If you haven't tried kale chips before, walk right past that tiny $7 bag of them at the store. You don't want it.
Don't get me wrong—you do want kale chips. Every bit as crunchy and crave-y and satisfying as potato chips, a Ziploc of kale chips stowed in your car sends you off to the rest of your day with the best nutrients money can buy rattling around in your system—feeling virtuous rather than overloaded.
We make at least a batch a week at our house, which means I've done this about a hundred times over the past couple of years. Maybe more, because sometimes my kids catch me doing it and I have to share the whole bowl with them.
Here's what I know.
You want the oven temperature to be low. Go for 275 degrees.
2. Treat each chip like an antisocial being
Don't let them touch each other on the cookie sheet! When two kale leaves touch in the oven, neither one of them is the better for it. They get all chewy instead of crisp. Ugh.
You might want to think about using 2 whole cookie sheets for each one bunch of kale. You might be able to skate away with just a single cookie sheet when the bunches are small, if that's the way you roll.
3. Salting & oiling
Smear melted coconut oil all over the stemmed, chip-sized kale leaves (other fats are probably fine, too) but no salt or seasonings yet. Like letting the leaves touch, salting first is a big kale chip no-no.
4. Get in there
It's going to be nearly impossible to tell when they're done cooking unless you go ahead and reach in and touch a nearby kale chip with your hand. The tricky things will continue to look all slick and wet even when they're done and dry. Start checking on them maybe about 7-10 minutes into baking, just like sugar cookies. They'll rustle like dry leaves when they're finished.

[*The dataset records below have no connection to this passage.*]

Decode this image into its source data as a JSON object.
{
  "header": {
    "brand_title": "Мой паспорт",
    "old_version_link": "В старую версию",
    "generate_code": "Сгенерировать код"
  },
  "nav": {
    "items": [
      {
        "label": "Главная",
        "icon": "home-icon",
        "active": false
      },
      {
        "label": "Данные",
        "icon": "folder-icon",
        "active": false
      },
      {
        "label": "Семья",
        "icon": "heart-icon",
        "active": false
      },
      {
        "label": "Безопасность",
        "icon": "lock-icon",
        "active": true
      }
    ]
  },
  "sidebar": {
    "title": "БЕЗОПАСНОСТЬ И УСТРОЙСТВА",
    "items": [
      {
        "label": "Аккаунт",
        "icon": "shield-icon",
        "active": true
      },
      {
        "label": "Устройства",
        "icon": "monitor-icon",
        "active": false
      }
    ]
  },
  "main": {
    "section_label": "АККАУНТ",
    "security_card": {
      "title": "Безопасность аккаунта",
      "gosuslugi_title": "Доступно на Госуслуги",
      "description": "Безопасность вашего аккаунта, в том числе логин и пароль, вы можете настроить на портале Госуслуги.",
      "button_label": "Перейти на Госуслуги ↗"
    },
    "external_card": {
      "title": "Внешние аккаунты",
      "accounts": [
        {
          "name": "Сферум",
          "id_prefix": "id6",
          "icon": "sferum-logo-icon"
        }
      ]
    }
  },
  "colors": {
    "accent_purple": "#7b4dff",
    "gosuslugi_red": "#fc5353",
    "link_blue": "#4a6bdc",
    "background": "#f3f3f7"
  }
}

5. The bowl
Dump the kale chips into a big salad bowl and sprinkle them with nutritional yeast and sea salt to your liking. If you don't have the nutritional yeast around, it's fine to skip this. You'll just be missing out on a certain Dorito orange and cheesy punch.
You can also read this recipe in full in our Eat Like a Farmer column in the Petoskey News-Review.